When reflecting on this, I thought the experience I had as a 13-year-old girl would have negatively shaped my desire to meet and engage with people virtually. Perhaps, this is where my rebelliousness arose. And not the type of rebelliousness that is teepee-ing house (although I did that once) or staying out past curfew (again, once), but a rebelliousness that was rooted in my fascination with meeting and learning about new people.
At 16, I secretly made a Myspace account. Anyone remember, or better yet have, Myspace? When I was caught, my claim and confession was to keep in touch with friends back in California after we moved. That was acceptable, thank goodness. At 18, I made my Facebook account. ACTUALLY, I made my Facebook account 11 years ago TODAY!
My first real friend that I met online is someone who didn’t even live in the same country as me! And now we have met in person. She is aMAZing! We met through Instagram when I first started getting into the Milso (military Significant Other) community online. I posted a picture with no location and she knew it! She was born there! Turns out our lives had way more parallels that either of us probably knew when I friendship first started. We were dating sailors in the US Navy, both had masters degrees, and enjoyed similar activities. We someone managed to stay in touch enough over the course of 5 months that we met for dinner when I first visited my husband (then boyfriend) the first time in Italy. That was almost a year ago.
*Technically, I met my first person online when I was 18 through Yahoo dating, but those aren’t the type of friends I want to talk about here.
I’ve “met” mostly women through the Milso communities on Instagram and Facebook. I’m part of more groups that I care to admit. They started as general Milso groups and have ventured into location specific ones where my husband is located. I met a fellow Navy wife who lived in the same town as me, even went to the same high school, and another who is stationed in Japan. Well, two in Japan now! One girl and I bonded over our long distance romances. She was going through a process I knew was in my future, and that we both love the Dodgers. My wedding day coincidentally ended up being on the one-year anniversary that she left the US to join her husband. The other person I talk to most often became a close friend also through long distance relationship woes. We even sent each other small gifts for Christmas last year.
Then I realized…. I met my husband online! We met on Match.com. Ditching the free sites (which aren’t terrible, I did have some good experiences) and paying for a membership was the best reluctant decision I’ve ever made. He truly is my other half. A better partner for me does not exist. He makes up everything that I lack and is everything I never even knew I could ask for.

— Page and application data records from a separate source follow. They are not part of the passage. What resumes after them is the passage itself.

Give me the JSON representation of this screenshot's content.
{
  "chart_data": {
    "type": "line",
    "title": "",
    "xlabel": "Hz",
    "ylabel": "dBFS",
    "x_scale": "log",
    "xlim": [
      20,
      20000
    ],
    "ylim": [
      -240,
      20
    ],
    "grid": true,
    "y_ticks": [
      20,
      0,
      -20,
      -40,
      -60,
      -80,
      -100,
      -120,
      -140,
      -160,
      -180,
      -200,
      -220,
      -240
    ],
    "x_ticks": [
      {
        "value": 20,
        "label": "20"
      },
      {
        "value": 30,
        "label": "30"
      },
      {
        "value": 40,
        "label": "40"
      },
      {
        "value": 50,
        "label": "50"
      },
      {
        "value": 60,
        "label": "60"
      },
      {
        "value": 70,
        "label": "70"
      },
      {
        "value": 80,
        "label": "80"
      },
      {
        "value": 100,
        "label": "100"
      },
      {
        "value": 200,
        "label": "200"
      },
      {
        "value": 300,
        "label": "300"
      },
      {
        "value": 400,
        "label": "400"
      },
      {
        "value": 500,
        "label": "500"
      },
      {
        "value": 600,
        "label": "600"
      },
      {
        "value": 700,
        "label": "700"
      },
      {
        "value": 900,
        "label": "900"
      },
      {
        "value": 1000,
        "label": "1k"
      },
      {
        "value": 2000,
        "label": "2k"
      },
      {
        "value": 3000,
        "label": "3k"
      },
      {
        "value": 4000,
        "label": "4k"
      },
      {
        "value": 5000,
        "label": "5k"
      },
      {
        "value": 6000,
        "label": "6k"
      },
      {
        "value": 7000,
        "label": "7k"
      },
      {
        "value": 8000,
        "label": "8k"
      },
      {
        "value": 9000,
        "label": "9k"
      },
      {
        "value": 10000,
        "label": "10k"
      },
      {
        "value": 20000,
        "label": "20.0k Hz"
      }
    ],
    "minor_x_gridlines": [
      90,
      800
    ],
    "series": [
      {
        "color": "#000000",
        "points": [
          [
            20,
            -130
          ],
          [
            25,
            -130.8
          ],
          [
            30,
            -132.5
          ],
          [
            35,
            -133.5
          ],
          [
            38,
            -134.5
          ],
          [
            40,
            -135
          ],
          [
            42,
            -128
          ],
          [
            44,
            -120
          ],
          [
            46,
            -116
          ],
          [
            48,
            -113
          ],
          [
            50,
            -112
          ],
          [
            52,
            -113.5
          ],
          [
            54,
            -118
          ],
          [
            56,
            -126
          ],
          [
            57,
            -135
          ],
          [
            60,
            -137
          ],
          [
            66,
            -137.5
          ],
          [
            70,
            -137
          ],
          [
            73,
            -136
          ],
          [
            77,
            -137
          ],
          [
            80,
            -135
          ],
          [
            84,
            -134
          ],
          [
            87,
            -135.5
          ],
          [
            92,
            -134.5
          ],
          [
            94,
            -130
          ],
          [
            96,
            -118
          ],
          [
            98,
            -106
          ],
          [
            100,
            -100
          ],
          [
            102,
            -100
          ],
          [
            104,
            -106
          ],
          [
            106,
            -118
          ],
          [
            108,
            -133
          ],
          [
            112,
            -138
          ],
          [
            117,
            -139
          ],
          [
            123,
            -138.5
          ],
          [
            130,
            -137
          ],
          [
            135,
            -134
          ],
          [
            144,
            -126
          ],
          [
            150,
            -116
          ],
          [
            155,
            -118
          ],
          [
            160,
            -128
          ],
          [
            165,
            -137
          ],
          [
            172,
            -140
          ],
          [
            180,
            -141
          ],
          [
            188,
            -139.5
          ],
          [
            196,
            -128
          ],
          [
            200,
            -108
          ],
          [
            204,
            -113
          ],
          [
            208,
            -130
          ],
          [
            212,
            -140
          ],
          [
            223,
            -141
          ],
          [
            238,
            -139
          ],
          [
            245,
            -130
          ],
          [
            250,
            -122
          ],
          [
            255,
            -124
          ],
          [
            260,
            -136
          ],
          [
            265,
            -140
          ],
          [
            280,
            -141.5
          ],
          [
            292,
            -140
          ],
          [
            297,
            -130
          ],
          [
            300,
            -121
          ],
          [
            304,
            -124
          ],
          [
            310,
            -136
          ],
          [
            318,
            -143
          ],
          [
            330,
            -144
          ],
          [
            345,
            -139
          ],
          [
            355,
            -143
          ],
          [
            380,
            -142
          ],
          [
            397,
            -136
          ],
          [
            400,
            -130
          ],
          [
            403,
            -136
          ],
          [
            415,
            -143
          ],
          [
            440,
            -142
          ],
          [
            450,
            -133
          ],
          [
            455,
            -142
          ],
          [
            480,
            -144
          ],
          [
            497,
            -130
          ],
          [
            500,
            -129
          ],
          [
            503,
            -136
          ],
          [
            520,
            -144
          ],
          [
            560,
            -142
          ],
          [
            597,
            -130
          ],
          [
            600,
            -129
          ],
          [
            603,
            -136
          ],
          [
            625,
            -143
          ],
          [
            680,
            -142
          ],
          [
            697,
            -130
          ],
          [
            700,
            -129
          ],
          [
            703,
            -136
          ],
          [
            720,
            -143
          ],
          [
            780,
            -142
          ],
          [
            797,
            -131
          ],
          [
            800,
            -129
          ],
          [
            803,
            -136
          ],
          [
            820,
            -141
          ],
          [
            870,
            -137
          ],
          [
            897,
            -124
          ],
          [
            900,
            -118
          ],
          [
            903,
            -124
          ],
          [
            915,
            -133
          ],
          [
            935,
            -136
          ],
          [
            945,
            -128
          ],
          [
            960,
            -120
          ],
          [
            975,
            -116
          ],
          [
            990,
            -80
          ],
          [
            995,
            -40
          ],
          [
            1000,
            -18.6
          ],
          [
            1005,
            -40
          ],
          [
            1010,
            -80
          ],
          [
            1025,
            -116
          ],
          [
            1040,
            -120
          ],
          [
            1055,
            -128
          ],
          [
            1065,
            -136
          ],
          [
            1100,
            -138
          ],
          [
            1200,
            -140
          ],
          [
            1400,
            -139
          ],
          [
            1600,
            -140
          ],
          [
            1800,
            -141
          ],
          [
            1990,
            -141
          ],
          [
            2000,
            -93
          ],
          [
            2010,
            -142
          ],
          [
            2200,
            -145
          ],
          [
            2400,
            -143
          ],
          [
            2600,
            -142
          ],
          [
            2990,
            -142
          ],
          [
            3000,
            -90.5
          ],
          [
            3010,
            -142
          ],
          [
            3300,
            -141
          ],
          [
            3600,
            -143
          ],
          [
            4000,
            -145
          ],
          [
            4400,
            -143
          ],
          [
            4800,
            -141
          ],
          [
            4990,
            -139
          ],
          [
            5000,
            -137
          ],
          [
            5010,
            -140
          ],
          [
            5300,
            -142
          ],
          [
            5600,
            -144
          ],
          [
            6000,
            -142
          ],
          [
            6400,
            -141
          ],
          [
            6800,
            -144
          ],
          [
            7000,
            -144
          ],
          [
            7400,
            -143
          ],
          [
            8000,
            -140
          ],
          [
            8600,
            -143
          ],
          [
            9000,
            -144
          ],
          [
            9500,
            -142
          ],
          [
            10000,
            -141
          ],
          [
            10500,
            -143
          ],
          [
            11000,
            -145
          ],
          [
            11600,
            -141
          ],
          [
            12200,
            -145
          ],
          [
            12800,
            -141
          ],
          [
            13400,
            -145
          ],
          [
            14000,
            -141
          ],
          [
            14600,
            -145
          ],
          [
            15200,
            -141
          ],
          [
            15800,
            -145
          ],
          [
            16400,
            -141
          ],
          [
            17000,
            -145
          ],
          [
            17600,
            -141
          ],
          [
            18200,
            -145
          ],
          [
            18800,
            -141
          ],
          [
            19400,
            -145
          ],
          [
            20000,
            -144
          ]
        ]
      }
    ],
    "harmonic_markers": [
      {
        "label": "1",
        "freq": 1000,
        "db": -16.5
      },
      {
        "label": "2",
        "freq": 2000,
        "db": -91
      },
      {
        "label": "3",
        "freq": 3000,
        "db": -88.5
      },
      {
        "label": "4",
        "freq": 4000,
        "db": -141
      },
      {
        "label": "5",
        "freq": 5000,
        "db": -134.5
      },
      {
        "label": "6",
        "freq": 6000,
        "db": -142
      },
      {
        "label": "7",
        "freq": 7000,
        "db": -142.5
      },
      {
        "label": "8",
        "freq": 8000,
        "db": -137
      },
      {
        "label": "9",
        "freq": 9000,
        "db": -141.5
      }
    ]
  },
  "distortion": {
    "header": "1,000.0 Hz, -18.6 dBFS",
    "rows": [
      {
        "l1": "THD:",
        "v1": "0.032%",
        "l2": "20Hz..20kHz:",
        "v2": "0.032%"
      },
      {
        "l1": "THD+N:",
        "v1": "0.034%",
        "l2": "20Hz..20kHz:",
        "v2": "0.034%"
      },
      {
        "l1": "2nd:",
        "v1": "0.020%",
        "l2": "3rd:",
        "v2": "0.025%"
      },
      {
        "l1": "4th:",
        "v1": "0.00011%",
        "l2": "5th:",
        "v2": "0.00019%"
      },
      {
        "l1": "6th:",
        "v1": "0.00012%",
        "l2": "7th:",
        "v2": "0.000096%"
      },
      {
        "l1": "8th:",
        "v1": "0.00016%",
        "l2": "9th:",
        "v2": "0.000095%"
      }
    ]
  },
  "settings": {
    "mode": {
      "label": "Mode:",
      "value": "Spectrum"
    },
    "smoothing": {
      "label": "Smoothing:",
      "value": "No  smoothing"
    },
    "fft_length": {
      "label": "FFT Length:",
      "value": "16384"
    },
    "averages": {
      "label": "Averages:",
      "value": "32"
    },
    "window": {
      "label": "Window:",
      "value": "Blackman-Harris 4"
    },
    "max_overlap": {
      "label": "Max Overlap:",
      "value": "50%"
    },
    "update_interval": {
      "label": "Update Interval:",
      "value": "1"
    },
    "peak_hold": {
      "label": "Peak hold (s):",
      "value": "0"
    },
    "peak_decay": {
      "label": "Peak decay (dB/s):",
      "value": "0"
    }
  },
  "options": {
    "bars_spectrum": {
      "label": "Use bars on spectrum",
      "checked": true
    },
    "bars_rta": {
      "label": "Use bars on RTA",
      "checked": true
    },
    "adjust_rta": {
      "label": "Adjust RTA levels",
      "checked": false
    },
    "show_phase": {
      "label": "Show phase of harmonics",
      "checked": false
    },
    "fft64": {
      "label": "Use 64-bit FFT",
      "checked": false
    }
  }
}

So what makes the friends I’ve made in the last 18 months different than Missy? Here’s why I think meeting people online has changed so much in the last 16 years. At least the last 16 years for me.
- I never saw a picture of Missy. I’ve seen SEVERAL pictures of the people I consider friends now.
- Technology has come a long way. I may not have met a lot of these women in person, but I have spoken with them through everything possible.
- I’m a google stalker. And Facebook stalker. And Instagram stalker.
- I do more research before accepting someone’s claim at face value. I’m not saying I’ve received outlandish proposals or anything, but if what’s on their profiles doesn’t match up, I don’t talk to them. I HAVE run into fake profiles of people claiming to be a milso.
- I am picky of who I talk with. As a rule, I don’t accept friend requests from someone who didn’t ask or I don’t know in person, except some of my husband’s extended family. I only accept requests and ask to request women a) an ability to advise on a topic they’re asking about or b) we share similar interests and ideas.
I’m so grateful for these friends. I literally have a friend who is awake at EVERY time of day because we are spread out over so many different time zones and countries.
What would I tell 13-year-old me? Don’t talk to strangers that you can’t see their face, even if it’s on a computer screen, and even then be cautious. You don’t have to talk to everyone.